Owning residential real estate can be a fantastic investment. But like any investment there are risks and knowing how to hedge against these risks is crucial to ensuring your real estate investment remains profitable and healthy.  Here are four tips to live by when managing your asset:

  1. Water Risk: When was the last time you changed out the water supply lines for your toilet, kitchen faucet or washing machine?  Have you checked to ensure the shut off valves for your plumbing fixtures work or how about the main shut off valve?  Avoid thousands of dollars of damage and the risk of plumbing fixtures failing by changing out water supply lines at least every five years.  If something does burst suddenly, have the peace of mind knowing your shut off valves work, so replace those if they are hard to turn or if your house is 20 years or older.  The most useful tip: make sure your tenant knows where the shut offs are so they can take immediate action.  Seconds matter when water is gushing out of a half inch water line at 100 PSI, so some simple education can go a long way.
  2. Electrical Risk:  Old outlets that don’t hold a plug are a fire hazard.  The loose connection can cause the plug to heat up and start on fire.  Outlets are cheap so don’t skimp on replacing them.  If you have a fuse box, consider upgrading your electrical panel to circuit breakers.  It can be easy for anyone to change out a fuse that continuously blows with a higher amp fuse.  At a minimum, hire an electrician to replace the fuses with tamper proof fuses that only allow the correct size fuse to be used.
  3. Gutters: If there are mature trees taller than your property, then you can count on the gutters collecting debris.  Landlords that expect their tenants to clean gutters, may be wishful thinkers.  Although it makes sense in theory to hold them responsible for maintaining the gutters since it can be considered yard work, it is not practical.   The biggest reason being tenants simply don’t do it.  Not to mention the risk you the landlord subject yourself to if the tenant should fall off a ladder and get hurt on your property.  Plus water cascading over full gutters can have serious effects on the foundation causing settling and water damage inside the home.  Consider installing gutter guards to hedge against this risk, but at a minimum hiring a contractor to clean the gutters regularly is cheap “insurance.” So don’t leave this part of your investment in the hands of your tenant.  Owning this scope of maintenance will save you a lot of money in the long run.
  4. Mold Risk: Flooded basements, wet carpets, drain back ups, humid bathrooms, hvac condensation leaks; whatever the source of water leakage, once building materials become saturated with water, there is a 48 hour window of time to dry out the materials before a mold hazard sets in.  Tenants are more aware than ever of the risks of mold and landlords should be equally concerned. Thousands of mold related litigation cases are seen every year in the US, and half of them involve single family homes.  Proper mold remediation involves testing, air scrubbers, high powered dehumidifiers, removal of contaminated material like drywall and carpet and biocides (not beach) to kill any remaining mold spores.  Many insurance companies do not cover mold related damages, so acting quickly will be your best defense to curb remediation costs which can grow as quickly as mold itself.    Your best bet may be to hire a professional for water extraction and dry-outs using high powered air movers and dehumidifiers. After the dryout period, test walls and floors with moisture meter that will sense saturation levels.  If the materials are too saturated, they will have to be removed.

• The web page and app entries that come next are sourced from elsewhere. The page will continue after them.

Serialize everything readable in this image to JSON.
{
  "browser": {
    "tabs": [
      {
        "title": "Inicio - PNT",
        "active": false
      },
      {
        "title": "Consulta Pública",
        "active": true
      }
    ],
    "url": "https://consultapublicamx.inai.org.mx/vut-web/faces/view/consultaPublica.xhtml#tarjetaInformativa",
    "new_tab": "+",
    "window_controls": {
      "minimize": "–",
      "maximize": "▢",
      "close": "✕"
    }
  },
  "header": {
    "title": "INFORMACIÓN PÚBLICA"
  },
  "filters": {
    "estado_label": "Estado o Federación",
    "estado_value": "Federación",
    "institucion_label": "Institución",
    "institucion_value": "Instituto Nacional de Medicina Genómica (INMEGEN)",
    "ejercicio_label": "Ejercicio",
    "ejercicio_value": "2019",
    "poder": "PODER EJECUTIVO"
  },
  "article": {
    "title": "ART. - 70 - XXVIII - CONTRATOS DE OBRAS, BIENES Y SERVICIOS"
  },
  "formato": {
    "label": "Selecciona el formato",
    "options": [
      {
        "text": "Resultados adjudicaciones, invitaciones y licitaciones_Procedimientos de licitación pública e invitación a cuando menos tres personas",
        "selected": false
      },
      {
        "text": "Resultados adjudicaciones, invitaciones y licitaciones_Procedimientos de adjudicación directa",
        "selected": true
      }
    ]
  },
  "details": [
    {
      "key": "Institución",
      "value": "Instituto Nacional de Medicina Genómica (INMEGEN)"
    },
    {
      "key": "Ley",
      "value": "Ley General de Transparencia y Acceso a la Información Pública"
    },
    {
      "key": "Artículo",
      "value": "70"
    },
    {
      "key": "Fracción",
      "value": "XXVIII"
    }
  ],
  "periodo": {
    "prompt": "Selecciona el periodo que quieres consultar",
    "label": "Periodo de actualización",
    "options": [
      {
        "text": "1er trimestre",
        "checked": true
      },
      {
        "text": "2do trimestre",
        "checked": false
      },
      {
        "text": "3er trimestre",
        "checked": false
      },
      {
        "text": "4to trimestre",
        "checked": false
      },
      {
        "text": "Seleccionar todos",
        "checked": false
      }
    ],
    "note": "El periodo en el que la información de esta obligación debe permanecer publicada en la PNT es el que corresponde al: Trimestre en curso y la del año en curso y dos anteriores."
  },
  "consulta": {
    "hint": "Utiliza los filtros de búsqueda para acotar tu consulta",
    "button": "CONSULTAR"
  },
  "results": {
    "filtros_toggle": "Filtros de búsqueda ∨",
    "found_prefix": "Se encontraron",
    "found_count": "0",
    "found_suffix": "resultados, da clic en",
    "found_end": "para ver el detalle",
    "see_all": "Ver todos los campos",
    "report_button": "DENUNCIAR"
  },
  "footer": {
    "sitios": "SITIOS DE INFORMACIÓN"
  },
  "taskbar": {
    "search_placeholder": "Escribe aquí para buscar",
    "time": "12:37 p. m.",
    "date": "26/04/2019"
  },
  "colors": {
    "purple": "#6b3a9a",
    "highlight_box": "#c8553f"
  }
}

So while these risks may be latent they certainly are worth looking out for because the costs of missing them can be very large.